### WHAT THE EXERCISE ASKS
For each line of the data below that contains "text", return that line.

### INFORMATION PROVIDED
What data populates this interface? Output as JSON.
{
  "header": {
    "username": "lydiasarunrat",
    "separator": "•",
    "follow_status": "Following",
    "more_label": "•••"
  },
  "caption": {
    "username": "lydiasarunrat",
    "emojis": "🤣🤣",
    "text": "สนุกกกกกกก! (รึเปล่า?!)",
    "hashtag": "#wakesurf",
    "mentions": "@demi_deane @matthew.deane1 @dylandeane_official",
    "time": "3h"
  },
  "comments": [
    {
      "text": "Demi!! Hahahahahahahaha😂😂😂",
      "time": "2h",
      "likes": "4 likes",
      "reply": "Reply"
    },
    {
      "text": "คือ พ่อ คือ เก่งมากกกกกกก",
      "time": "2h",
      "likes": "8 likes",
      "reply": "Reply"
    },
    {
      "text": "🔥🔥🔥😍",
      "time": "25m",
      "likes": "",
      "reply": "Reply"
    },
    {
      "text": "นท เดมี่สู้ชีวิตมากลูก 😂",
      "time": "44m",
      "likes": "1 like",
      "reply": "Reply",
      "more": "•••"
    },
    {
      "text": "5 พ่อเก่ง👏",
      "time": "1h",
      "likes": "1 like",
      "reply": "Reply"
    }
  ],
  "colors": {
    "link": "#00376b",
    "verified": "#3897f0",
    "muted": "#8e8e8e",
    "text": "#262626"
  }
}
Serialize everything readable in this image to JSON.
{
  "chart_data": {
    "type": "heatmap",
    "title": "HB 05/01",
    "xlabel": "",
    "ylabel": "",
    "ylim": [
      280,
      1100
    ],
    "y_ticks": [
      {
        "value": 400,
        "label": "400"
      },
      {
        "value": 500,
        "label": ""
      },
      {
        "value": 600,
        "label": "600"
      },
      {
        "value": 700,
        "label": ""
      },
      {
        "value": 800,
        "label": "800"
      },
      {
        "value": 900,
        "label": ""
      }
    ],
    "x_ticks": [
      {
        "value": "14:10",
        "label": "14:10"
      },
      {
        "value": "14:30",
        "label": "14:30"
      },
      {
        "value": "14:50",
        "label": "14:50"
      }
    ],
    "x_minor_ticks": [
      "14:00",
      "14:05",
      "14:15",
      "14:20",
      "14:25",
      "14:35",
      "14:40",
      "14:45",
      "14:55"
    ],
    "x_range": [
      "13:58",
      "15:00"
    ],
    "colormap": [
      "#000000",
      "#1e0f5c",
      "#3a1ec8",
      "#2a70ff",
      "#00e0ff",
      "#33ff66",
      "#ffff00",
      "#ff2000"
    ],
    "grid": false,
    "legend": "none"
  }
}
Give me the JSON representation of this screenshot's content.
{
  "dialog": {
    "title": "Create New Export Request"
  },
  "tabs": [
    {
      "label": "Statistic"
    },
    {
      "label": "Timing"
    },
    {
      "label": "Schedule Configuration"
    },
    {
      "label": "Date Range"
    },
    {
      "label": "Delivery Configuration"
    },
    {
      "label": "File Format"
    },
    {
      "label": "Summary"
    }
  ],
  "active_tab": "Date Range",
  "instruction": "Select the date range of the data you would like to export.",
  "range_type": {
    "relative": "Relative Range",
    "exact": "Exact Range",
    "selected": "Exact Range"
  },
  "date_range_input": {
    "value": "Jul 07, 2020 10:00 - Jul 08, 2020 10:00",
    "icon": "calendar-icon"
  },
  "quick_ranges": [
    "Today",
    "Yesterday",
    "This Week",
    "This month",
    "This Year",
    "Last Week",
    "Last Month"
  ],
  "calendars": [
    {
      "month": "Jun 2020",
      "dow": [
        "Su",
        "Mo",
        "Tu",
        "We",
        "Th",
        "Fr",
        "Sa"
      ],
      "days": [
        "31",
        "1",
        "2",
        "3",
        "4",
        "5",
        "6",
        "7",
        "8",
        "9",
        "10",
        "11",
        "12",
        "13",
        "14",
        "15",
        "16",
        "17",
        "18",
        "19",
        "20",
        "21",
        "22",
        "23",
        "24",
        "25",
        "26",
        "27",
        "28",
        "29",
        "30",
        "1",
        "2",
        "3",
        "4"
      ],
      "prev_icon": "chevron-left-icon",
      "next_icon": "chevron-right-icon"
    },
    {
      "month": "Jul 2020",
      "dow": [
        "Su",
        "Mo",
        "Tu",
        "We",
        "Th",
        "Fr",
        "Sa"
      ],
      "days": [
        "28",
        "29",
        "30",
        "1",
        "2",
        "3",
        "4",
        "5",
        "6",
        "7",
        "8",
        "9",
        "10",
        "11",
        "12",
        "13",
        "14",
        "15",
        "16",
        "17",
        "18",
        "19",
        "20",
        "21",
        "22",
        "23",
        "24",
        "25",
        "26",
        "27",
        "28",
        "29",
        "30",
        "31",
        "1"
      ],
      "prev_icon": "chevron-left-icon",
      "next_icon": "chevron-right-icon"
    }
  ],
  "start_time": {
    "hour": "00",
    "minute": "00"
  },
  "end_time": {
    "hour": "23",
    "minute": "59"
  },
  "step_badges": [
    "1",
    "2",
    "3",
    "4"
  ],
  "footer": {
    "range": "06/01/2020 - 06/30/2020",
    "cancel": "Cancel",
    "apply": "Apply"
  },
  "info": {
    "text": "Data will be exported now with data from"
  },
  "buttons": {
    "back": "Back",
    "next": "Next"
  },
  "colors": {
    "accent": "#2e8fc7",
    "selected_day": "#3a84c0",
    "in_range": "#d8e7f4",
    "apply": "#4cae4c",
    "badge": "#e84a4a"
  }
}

### SOLUTION FOR THIS EXERCISE
    "text": "สนุกกกกกกก! (รึเปล่า?!)",
      "text": "Demi!! Hahahahahahahaha😂😂😂",
      "text": "คือ พ่อ คือ เก่งมากกกกกกก",
      "text": "🔥🔥🔥😍",
      "text": "นท เดมี่สู้ชีวิตมากลูก 😂",
      "text": "5 พ่อเก่ง👏",
    "text": "#262626"
    "text": "Data will be exported now with data from"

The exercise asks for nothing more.